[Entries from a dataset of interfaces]
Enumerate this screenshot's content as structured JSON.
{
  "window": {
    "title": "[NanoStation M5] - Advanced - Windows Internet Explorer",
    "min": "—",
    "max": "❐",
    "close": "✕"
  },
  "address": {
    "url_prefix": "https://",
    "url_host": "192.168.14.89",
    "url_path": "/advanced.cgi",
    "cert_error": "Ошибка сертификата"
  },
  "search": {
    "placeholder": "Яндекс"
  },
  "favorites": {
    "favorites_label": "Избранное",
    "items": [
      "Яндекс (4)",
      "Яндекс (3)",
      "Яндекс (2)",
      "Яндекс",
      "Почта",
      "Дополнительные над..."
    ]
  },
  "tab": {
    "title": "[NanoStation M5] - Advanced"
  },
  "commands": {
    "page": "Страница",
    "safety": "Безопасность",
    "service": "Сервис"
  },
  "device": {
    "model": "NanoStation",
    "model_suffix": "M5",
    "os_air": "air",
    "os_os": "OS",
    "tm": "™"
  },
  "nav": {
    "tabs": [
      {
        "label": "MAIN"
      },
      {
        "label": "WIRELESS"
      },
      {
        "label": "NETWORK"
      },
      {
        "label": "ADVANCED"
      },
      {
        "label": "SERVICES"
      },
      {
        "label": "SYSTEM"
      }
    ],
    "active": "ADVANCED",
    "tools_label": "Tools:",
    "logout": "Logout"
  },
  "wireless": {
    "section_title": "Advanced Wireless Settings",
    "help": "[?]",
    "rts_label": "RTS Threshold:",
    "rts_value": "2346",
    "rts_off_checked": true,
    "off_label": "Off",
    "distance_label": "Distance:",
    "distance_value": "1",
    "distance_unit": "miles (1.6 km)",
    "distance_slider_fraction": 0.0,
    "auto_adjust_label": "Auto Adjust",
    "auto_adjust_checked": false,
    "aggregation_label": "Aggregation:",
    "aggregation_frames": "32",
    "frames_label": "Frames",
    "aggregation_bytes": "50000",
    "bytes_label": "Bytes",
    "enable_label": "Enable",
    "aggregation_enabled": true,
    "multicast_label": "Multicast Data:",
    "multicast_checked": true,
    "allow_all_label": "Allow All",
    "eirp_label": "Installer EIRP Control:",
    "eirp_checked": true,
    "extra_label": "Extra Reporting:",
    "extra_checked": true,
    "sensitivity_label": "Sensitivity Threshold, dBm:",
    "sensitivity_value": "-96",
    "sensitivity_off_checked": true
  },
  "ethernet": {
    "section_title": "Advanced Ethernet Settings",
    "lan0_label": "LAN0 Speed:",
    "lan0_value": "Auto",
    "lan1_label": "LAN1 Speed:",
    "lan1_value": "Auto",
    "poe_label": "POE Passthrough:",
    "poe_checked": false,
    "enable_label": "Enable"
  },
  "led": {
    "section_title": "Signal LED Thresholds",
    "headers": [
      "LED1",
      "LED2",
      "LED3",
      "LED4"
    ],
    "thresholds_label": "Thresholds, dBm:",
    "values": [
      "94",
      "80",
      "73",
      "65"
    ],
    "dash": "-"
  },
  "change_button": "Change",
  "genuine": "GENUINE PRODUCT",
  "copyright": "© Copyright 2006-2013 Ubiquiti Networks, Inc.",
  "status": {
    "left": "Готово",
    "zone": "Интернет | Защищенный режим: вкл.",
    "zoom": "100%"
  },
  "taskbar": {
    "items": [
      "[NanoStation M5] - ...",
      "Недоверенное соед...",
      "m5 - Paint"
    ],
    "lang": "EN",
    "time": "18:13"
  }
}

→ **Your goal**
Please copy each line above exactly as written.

→ **Solution to this exercise**
Enumerate this screenshot's content as structured JSON.
{
  "window": {
    "title": "[NanoStation M5] - Advanced - Windows Internet Explorer",
    "min": "—",
    "max": "❐",
    "close": "✕"
  },
  "address": {
    "url_prefix": "https://",
    "url_host": "192.168.14.89",
    "url_path": "/advanced.cgi",
    "cert_error": "Ошибка сертификата"
  },
  "search": {
    "placeholder": "Яндекс"
  },
  "favorites": {
    "favorites_label": "Избранное",
    "items": [
      "Яндекс (4)",
      "Яндекс (3)",
      "Яндекс (2)",
      "Яндекс",
      "Почта",
      "Дополнительные над..."
    ]
  },
  "tab": {
    "title": "[NanoStation M5] - Advanced"
  },
  "commands": {
    "page": "Страница",
    "safety": "Безопасность",
    "service": "Сервис"
  },
  "device": {
    "model": "NanoStation",
    "model_suffix": "M5",
    "os_air": "air",
    "os_os": "OS",
    "tm": "™"
  },
  "nav": {
    "tabs": [
      {
        "label": "MAIN"
      },
      {
        "label": "WIRELESS"
      },
      {
        "label": "NETWORK"
      },
      {
        "label": "ADVANCED"
      },
      {
        "label": "SERVICES"
      },
      {
        "label": "SYSTEM"
      }
    ],
    "active": "ADVANCED",
    "tools_label": "Tools:",
    "logout": "Logout"
  },
  "wireless": {
    "section_title": "Advanced Wireless Settings",
    "help": "[?]",
    "rts_label": "RTS Threshold:",
    "rts_value": "2346",
    "rts_off_checked": true,
    "off_label": "Off",
    "distance_label": "Distance:",
    "distance_value": "1",
    "distance_unit": "miles (1.6 km)",
    "distance_slider_fraction": 0.0,
    "auto_adjust_label": "Auto Adjust",
    "auto_adjust_checked": false,
    "aggregation_label": "Aggregation:",
    "aggregation_frames": "32",
    "frames_label": "Frames",
    "aggregation_bytes": "50000",
    "bytes_label": "Bytes",
    "enable_label": "Enable",
    "aggregation_enabled": true,
    "multicast_label": "Multicast Data:",
    "multicast_checked": true,
    "allow_all_label": "Allow All",
    "eirp_label": "Installer EIRP Control:",
    "eirp_checked": true,
    "extra_label": "Extra Reporting:",
    "extra_checked": true,
    "sensitivity_label": "Sensitivity Threshold, dBm:",
    "sensitivity_value": "-96",
    "sensitivity_off_checked": true
  },
  "ethernet": {
    "section_title": "Advanced Ethernet Settings",
    "lan0_label": "LAN0 Speed:",
    "lan0_value": "Auto",
    "lan1_label": "LAN1 Speed:",
    "lan1_value": "Auto",
    "poe_label": "POE Passthrough:",
    "poe_checked": false,
    "enable_label": "Enable"
  },
  "led": {
    "section_title": "Signal LED Thresholds",
    "headers": [
      "LED1",
      "LED2",
      "LED3",
      "LED4"
    ],
    "thresholds_label": "Thresholds, dBm:",
    "values": [
      "94",
      "80",
      "73",
      "65"
    ],
    "dash": "-"
  },
  "change_button": "Change",
  "genuine": "GENUINE PRODUCT",
  "copyright": "© Copyright 2006-2013 Ubiquiti Networks, Inc.",
  "status": {
    "left": "Готово",
    "zone": "Интернет | Защищенный режим: вкл.",
    "zoom": "100%"
  },
  "taskbar": {
    "items": [
      "[NanoStation M5] - ...",
      "Недоверенное соед...",
      "m5 - Paint"
    ],
    "lang": "EN",
    "time": "18:13"
  }
}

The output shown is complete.